### Aim of the exercise
Your answer must be every record below, written out exactly as it appears.

### Data records for software interfaces
------------
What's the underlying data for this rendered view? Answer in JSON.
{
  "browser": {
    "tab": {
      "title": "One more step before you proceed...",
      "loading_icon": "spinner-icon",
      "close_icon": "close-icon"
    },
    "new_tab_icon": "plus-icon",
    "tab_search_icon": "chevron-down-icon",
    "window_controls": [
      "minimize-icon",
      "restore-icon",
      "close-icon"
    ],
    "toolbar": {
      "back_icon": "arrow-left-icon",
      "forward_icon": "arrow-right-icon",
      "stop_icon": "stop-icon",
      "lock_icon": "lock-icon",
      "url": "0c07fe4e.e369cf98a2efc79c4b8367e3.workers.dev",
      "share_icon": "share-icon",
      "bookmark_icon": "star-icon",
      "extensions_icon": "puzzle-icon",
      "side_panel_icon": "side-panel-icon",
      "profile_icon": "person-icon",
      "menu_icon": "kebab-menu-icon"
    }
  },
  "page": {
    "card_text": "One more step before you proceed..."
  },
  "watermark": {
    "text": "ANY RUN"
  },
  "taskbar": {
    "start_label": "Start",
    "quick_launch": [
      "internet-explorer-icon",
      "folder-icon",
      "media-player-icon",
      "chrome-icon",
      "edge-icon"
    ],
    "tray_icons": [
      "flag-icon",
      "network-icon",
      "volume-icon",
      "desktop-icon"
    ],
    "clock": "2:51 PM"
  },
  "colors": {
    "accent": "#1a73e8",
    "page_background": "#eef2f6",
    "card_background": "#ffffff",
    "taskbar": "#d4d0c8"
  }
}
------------
### Worked solution
What's the underlying data for this rendered view? Answer in JSON.
{
  "browser": {
    "tab": {
      "title": "One more step before you proceed...",
      "loading_icon": "spinner-icon",
      "close_icon": "close-icon"
    },
    "new_tab_icon": "plus-icon",
    "tab_search_icon": "chevron-down-icon",
    "window_controls": [
      "minimize-icon",
      "restore-icon",
      "close-icon"
    ],
    "toolbar": {
      "back_icon": "arrow-left-icon",
      "forward_icon": "arrow-right-icon",
      "stop_icon": "stop-icon",
      "lock_icon": "lock-icon",
      "url": "0c07fe4e.e369cf98a2efc79c4b8367e3.workers.dev",
      "share_icon": "share-icon",
      "bookmark_icon": "star-icon",
      "extensions_icon": "puzzle-icon",
      "side_panel_icon": "side-panel-icon",
      "profile_icon": "person-icon",
      "menu_icon": "kebab-menu-icon"
    }
  },
  "page": {
    "card_text": "One more step before you proceed..."
  },
  "watermark": {
    "text": "ANY RUN"
  },
  "taskbar": {
    "start_label": "Start",
    "quick_launch": [
      "internet-explorer-icon",
      "folder-icon",
      "media-player-icon",
      "chrome-icon",
      "edge-icon"
    ],
    "tray_icons": [
      "flag-icon",
      "network-icon",
      "volume-icon",
      "desktop-icon"
    ],
    "clock": "2:51 PM"
  },
  "colors": {
    "accent": "#1a73e8",
    "page_background": "#eef2f6",
    "card_background": "#ffffff",
    "taskbar": "#d4d0c8"
  }
}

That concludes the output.